WHAT THIS TASK INVOLVES –
Every entry below should be written out exactly, and no image should appear.

PROVIDED RECORDS –
..............................
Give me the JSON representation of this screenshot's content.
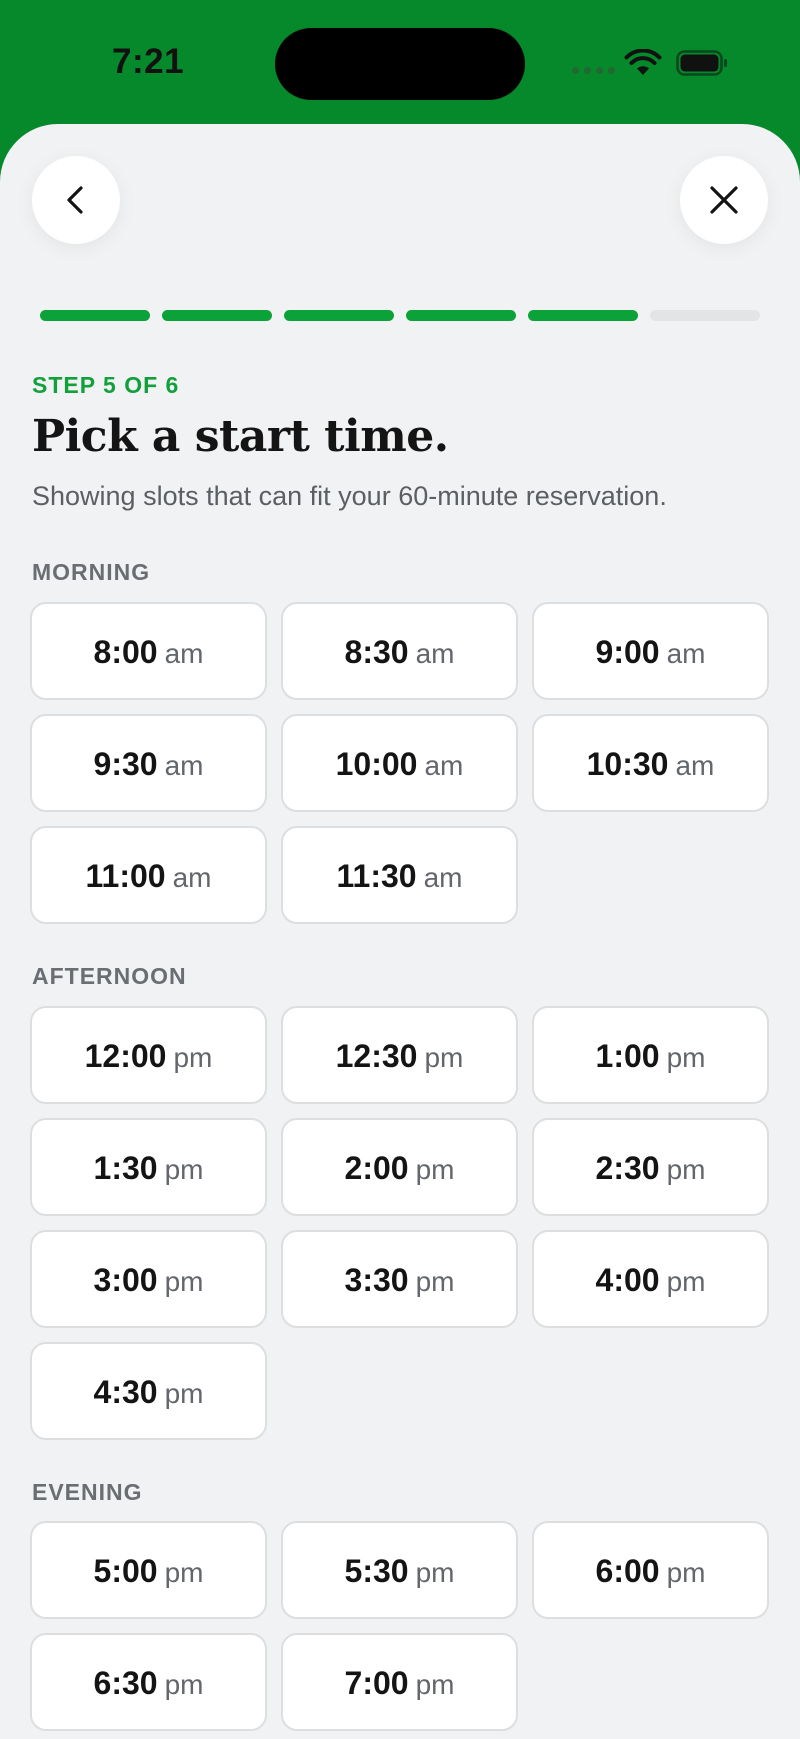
{
  "status": {
    "time": "7:21"
  },
  "header": {
    "step": "STEP 5 OF 6",
    "title": "Pick a start time.",
    "subtitle": "Showing slots that can fit your 60-minute reservation."
  },
  "progress": {
    "total_steps": 6,
    "completed_steps": 5
  },
  "colors": {
    "brand": "#05892b",
    "accent": "#0ba23a",
    "background": "#f1f2f3"
  },
  "icons": {
    "back": "chevron-left-icon",
    "close": "close-icon"
  },
  "sections": [
    {
      "label": "MORNING",
      "slots": [
        {
          "time": "8:00",
          "period": "am"
        },
        {
          "time": "8:30",
          "period": "am"
        },
        {
          "time": "9:00",
          "period": "am"
        },
        {
          "time": "9:30",
          "period": "am"
        },
        {
          "time": "10:00",
          "period": "am"
        },
        {
          "time": "10:30",
          "period": "am"
        },
        {
          "time": "11:00",
          "period": "am"
        },
        {
          "time": "11:30",
          "period": "am"
        }
      ]
    },
    {
      "label": "AFTERNOON",
      "slots": [
        {
          "time": "12:00",
          "period": "pm"
        },
        {
          "time": "12:30",
          "period": "pm"
        },
        {
          "time": "1:00",
          "period": "pm"
        },
        {
          "time": "1:30",
          "period": "pm"
        },
        {
          "time": "2:00",
          "period": "pm"
        },
        {
          "time": "2:30",
          "period": "pm"
        },
        {
          "time": "3:00",
          "period": "pm"
        },
        {
          "time": "3:30",
          "period": "pm"
        },
        {
          "time": "4:00",
          "period": "pm"
        },
        {
          "time": "4:30",
          "period": "pm"
        }
      ]
    },
    {
      "label": "EVENING",
      "slots": [
        {
          "time": "5:00",
          "period": "pm"
        },
        {
          "time": "5:30",
          "period": "pm"
        },
        {
          "time": "6:00",
          "period": "pm"
        },
        {
          "time": "6:30",
          "period": "pm"
        },
        {
          "time": "7:00",
          "period": "pm"
        }
      ]
    }
  ]
}
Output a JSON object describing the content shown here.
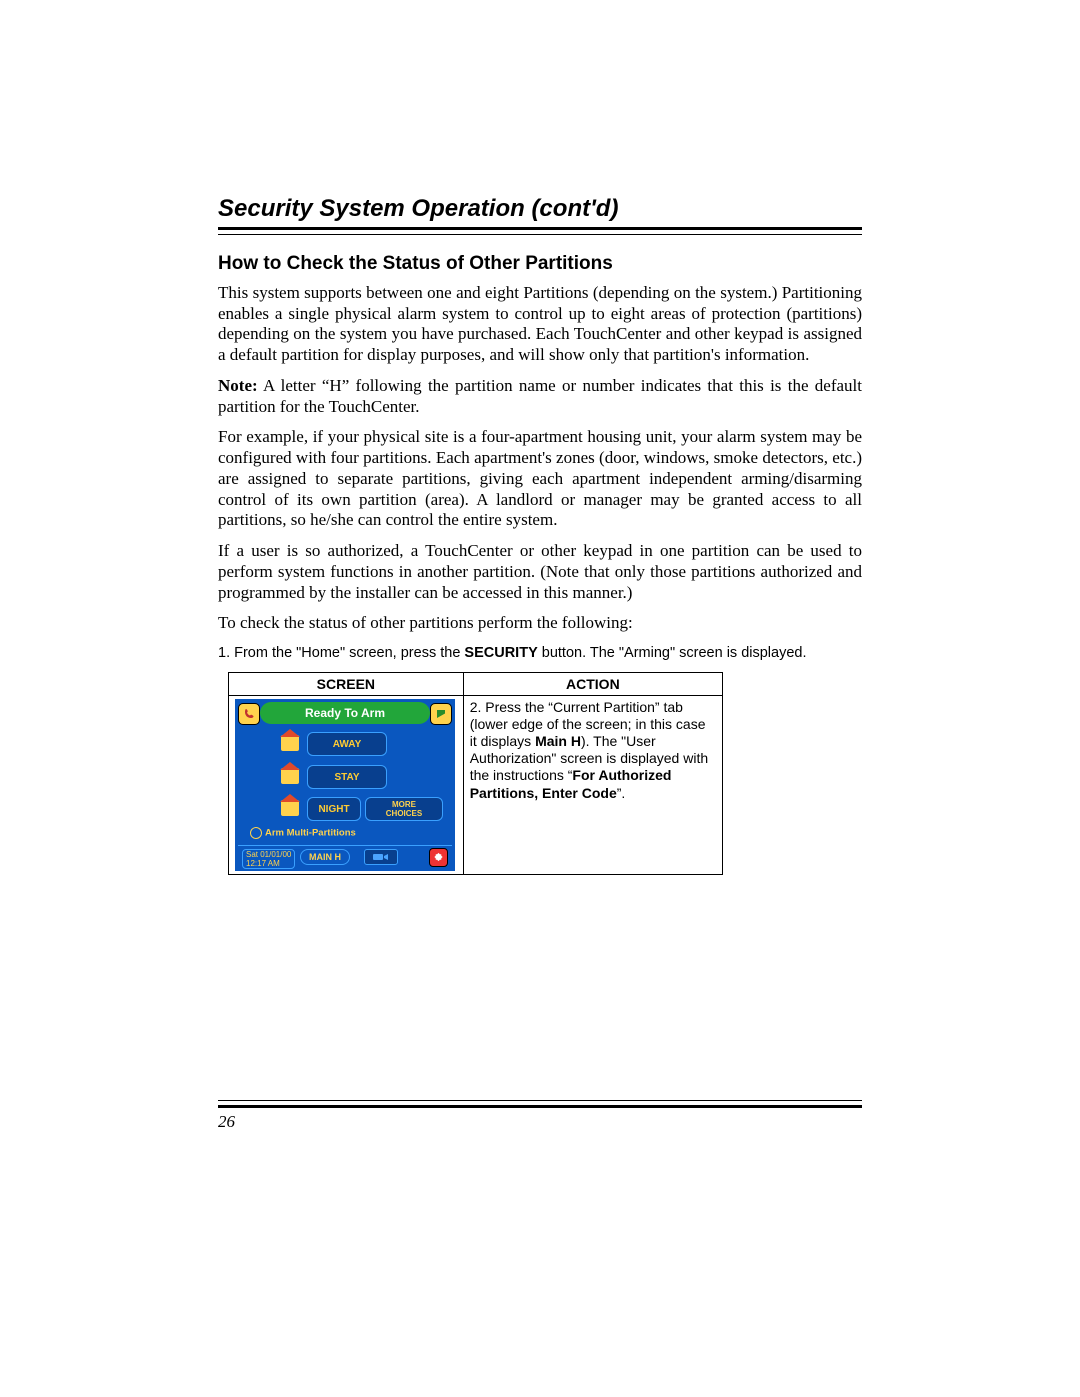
{
  "header": {
    "chapter_title": "Security System Operation (cont'd)",
    "section_title": "How to Check the Status of Other Partitions"
  },
  "body": {
    "p1": "This system supports between one and eight Partitions (depending on the system.)  Partitioning enables a single physical alarm system to control up to eight areas of protection (partitions) depending on the system you have purchased. Each TouchCenter and other keypad is assigned a default partition for display purposes, and will show only that partition's information.",
    "p2_label": "Note:",
    "p2_rest": " A letter “H” following the partition name or number indicates that this is the default partition for the TouchCenter.",
    "p3": "For example, if your physical site is a four-apartment housing unit, your alarm system may be configured with four partitions. Each apartment's zones (door, windows, smoke detectors, etc.) are assigned to separate partitions, giving each apartment independent arming/disarming control of its own partition (area).  A landlord or manager may be granted access to all partitions, so he/she can control the entire system.",
    "p4": "If a user is so authorized, a TouchCenter or other keypad in one partition can be used to perform system functions in another partition.  (Note that only those partitions authorized and programmed by the installer can be accessed in this manner.)",
    "p5": "To check the status of other partitions perform the following:"
  },
  "step1": {
    "pre": "1.  From the \"Home\" screen, press the ",
    "bold": "SECURITY",
    "post": " button.  The \"Arming\" screen is displayed."
  },
  "table": {
    "headers": {
      "col1": "SCREEN",
      "col2": "ACTION"
    },
    "action": {
      "line1": "2. Press the “Current Partition” tab (lower edge of the screen; in this case it displays ",
      "bold1": "Main H",
      "line2": ").  The \"User Authorization\" screen is displayed with the instructions “",
      "bold2": "For Authorized Partitions, Enter Code",
      "line3": "”."
    }
  },
  "touchcenter": {
    "status": "Ready To Arm",
    "buttons": {
      "away": "AWAY",
      "stay": "STAY",
      "night": "NIGHT"
    },
    "more_line1": "MORE",
    "more_line2": "CHOICES",
    "arm_multi": "Arm Multi-Partitions",
    "date_line1": "Sat 01/01/00",
    "date_line2": "12:17 AM",
    "partition_tab": "MAIN H"
  },
  "footer": {
    "page_number": "26"
  }
}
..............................
THE ANSWER –
Give me the JSON representation of this screenshot's content.
{
  "status": {
    "time": "7:21"
  },
  "header": {
    "step": "STEP 5 OF 6",
    "title": "Pick a start time.",
    "subtitle": "Showing slots that can fit your 60-minute reservation."
  },
  "progress": {
    "total_steps": 6,
    "completed_steps": 5
  },
  "colors": {
    "brand": "#05892b",
    "accent": "#0ba23a",
    "background": "#f1f2f3"
  },
  "icons": {
    "back": "chevron-left-icon",
    "close": "close-icon"
  },
  "sections": [
    {
      "label": "MORNING",
      "slots": [
        {
          "time": "8:00",
          "period": "am"
        },
        {
          "time": "8:30",
          "period": "am"
        },
        {
          "time": "9:00",
          "period": "am"
        },
        {
          "time": "9:30",
          "period": "am"
        },
        {
          "time": "10:00",
          "period": "am"
        },
        {
          "time": "10:30",
          "period": "am"
        },
        {
          "time": "11:00",
          "period": "am"
        },
        {
          "time": "11:30",
          "period": "am"
        }
      ]
    },
    {
      "label": "AFTERNOON",
      "slots": [
        {
          "time": "12:00",
          "period": "pm"
        },
        {
          "time": "12:30",
          "period": "pm"
        },
        {
          "time": "1:00",
          "period": "pm"
        },
        {
          "time": "1:30",
          "period": "pm"
        },
        {
          "time": "2:00",
          "period": "pm"
        },
        {
          "time": "2:30",
          "period": "pm"
        },
        {
          "time": "3:00",
          "period": "pm"
        },
        {
          "time": "3:30",
          "period": "pm"
        },
        {
          "time": "4:00",
          "period": "pm"
        },
        {
          "time": "4:30",
          "period": "pm"
        }
      ]
    },
    {
      "label": "EVENING",
      "slots": [
        {
          "time": "5:00",
          "period": "pm"
        },
        {
          "time": "5:30",
          "period": "pm"
        },
        {
          "time": "6:00",
          "period": "pm"
        },
        {
          "time": "6:30",
          "period": "pm"
        },
        {
          "time": "7:00",
          "period": "pm"
        }
      ]
    }
  ]
}
Output a JSON object describing the content shown here.
{
  "header": {
    "chapter_title": "Security System Operation (cont'd)",
    "section_title": "How to Check the Status of Other Partitions"
  },
  "body": {
    "p1": "This system supports between one and eight Partitions (depending on the system.)  Partitioning enables a single physical alarm system to control up to eight areas of protection (partitions) depending on the system you have purchased. Each TouchCenter and other keypad is assigned a default partition for display purposes, and will show only that partition's information.",
    "p2_label": "Note:",
    "p2_rest": " A letter “H” following the partition name or number indicates that this is the default partition for the TouchCenter.",
    "p3": "For example, if your physical site is a four-apartment housing unit, your alarm system may be configured with four partitions. Each apartment's zones (door, windows, smoke detectors, etc.) are assigned to separate partitions, giving each apartment independent arming/disarming control of its own partition (area).  A landlord or manager may be granted access to all partitions, so he/she can control the entire system.",
    "p4": "If a user is so authorized, a TouchCenter or other keypad in one partition can be used to perform system functions in another partition.  (Note that only those partitions authorized and programmed by the installer can be accessed in this manner.)",
    "p5": "To check the status of other partitions perform the following:"
  },
  "step1": {
    "pre": "1.  From the \"Home\" screen, press the ",
    "bold": "SECURITY",
    "post": " button.  The \"Arming\" screen is displayed."
  },
  "table": {
    "headers": {
      "col1": "SCREEN",
      "col2": "ACTION"
    },
    "action": {
      "line1": "2. Press the “Current Partition” tab (lower edge of the screen; in this case it displays ",
      "bold1": "Main H",
      "line2": ").  The \"User Authorization\" screen is displayed with the instructions “",
      "bold2": "For Authorized Partitions, Enter Code",
      "line3": "”."
    }
  },
  "touchcenter": {
    "status": "Ready To Arm",
    "buttons": {
      "away": "AWAY",
      "stay": "STAY",
      "night": "NIGHT"
    },
    "more_line1": "MORE",
    "more_line2": "CHOICES",
    "arm_multi": "Arm Multi-Partitions",
    "date_line1": "Sat 01/01/00",
    "date_line2": "12:17 AM",
    "partition_tab": "MAIN H"
  },
  "footer": {
    "page_number": "26"
  }
}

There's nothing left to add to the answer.